§ The Earl of Kinnoull
My Lords, I should like to thank both noble Lords for taking part in this debate. I should particularly like to thank my noble friend for his vigorous support and for his common-sense speech. He likened the repeal of this section to a common-sense approach. The noble Lord, Lord Ponsonby, made two points: first, he would support the Bill if he really thought that there would be a benefit to the industry. He went on to say that he felt that Section 15 made certain that there was a minimum employment standard. I think that my noble friend demolished that argument when he said that British Airways' standards were, in certain cases, above those of the independent airlines. I do not wish to get into a dispute about the unions and the Government and what undertakings were given. This of course is a Private Bill and I should like to see it go forward, hopefully with the support of the House.
§ 7.45 p.m.
§ On Question, whether the said Bill shall be read a second time?
§ Their Lordships divided: Contents, 65; Not-Contents, 23.
|DIVISION NO. 3|
|Avon, E.||Bolton, L.|
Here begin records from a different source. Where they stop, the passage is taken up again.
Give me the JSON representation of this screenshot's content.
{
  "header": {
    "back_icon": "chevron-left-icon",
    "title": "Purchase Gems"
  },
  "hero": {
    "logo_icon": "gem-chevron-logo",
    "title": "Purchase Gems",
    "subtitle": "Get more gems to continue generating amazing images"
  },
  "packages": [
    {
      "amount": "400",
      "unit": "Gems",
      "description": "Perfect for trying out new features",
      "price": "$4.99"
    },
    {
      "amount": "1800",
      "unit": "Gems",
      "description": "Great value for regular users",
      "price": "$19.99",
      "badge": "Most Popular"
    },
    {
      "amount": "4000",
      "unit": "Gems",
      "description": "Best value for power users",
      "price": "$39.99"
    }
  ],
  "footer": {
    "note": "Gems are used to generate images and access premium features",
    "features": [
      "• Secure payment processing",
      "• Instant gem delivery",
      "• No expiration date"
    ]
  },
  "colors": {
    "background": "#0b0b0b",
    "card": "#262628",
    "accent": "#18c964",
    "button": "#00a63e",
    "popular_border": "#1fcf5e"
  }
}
|Beaumont of Whitley, L.||Boyd-Carpenter, L.|
|Bellwin, L.||Bridgeman, V.|
|Beloff, L.||Campbell of Alloway, L.|
|Belstead, L.||Cathcart, E.|
|Boardman, L.||Coleraine, L.|
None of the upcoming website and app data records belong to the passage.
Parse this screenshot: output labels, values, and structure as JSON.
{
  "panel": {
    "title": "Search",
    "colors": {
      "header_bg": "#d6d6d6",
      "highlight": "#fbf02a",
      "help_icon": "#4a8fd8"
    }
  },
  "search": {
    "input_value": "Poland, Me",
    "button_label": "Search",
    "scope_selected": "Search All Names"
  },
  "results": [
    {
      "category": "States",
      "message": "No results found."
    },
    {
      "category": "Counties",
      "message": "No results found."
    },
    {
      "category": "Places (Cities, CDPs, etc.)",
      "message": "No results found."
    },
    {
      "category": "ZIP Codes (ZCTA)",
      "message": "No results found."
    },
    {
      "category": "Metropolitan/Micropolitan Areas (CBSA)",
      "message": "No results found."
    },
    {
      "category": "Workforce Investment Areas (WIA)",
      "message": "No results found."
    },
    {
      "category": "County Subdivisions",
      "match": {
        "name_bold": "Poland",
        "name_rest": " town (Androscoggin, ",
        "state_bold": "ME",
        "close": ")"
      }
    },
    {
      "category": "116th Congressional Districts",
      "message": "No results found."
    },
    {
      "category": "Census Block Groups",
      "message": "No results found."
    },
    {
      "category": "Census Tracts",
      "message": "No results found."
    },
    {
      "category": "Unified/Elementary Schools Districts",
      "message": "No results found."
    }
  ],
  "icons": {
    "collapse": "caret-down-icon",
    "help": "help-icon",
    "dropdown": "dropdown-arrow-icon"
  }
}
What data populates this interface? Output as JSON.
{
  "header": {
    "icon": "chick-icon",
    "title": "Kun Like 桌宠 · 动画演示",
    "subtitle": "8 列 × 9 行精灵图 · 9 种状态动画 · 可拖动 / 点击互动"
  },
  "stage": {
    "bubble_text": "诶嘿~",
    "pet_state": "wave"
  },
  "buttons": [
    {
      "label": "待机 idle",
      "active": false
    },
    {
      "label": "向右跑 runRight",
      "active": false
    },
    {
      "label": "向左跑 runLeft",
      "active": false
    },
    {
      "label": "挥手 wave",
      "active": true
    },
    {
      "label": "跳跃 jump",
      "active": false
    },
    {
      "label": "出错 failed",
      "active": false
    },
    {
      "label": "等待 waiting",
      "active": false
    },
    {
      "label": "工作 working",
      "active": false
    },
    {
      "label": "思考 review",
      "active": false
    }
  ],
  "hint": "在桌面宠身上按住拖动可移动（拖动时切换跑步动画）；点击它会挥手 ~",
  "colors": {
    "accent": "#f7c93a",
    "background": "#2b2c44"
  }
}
|Colville of Culross, V.||Lindsey and Abingdon, E.|
|Cork and Orrery, E.||Long, V.|
|Cottesloe, L.||Lyell, L.|
|Craigavon, V.||Mansfield, E.|
|Crathorne, L.||Marley, L.|
|Croft, L.||Mersey, V.|
|Cullen of Ashbourne, L.||Monson, L.|
|Denham, L.||Mongtomery of Alamein, V.|
|Drumalbyn, L.||Mottistone, L.|
|Dundee, E.||Murton of Lindisfarne, L.|
|Elles, B.||O'Neill of the Maine, L.|
|Elliot of Harwood, B.||Platt of Writtle, B.|
|Elton, L.||Ridley, V. [Teller]|
|Evans of Claughton, L.||Romney, E.|
|Fortescue, E.||St. Just, L.|
|Gibson-Watt, L.||Saltoun, Ly.|
|Glanusk, L.||Sandford, L.|
|Glenarthur, L.||Sandys, L.|
|Greenway, L.||Stedman, B.|
|Harvington, L.||Stradbroke, E.|
|Hatherton, L.||Tordoff, L.|
|Inglewood, L.||Trefgarne, L.|
|Kilmany, L.||Trumpington, B.|
|Kinnaird, L.||Vaux of Harrowden, L.|
|Kinnoull, E. [Teller]||Wigoder, L.|
|Lane-Fox, B.||Wynford, L.|
|Birk, B.||John-Mackie, L.|
|Bishopston, L. [Teller]||Listowel, E.|
|Brockway, L.||Llewelyn-Davies of Hastoe, B.|
|Cledwyn of Penrhos, L.||[Teller]|
|Collison, L.||McCarthy, L.|
|David, B.||Northfield, L.|
|Davies of Leek, L.||Peart, L.|
|Elwyn-Jones, L.||Ponsonby of Shulbrede, L.|
|Fisher of Rednal, B.||Strabolgi, L.|
|Howie of Troon, L.||Underhill, L.|
|Jacques, L.||Wells-Pestell, L.|
|Jeger, B.||Willis, L.|
§ Resolved in the affirmative, and Motion for Second Reading agreed to: Bill read a second time, and committed to a Committee of the Whole House.
§ Lord Sandys
My Lords, I beg to move that the House do now adjourn during pleasure until 8 o'clock.
§ Moved accordingly and, on Question, Motion agreed to.
§ [The sitting was suspended from 7.53 p.m. to 8 p.m.]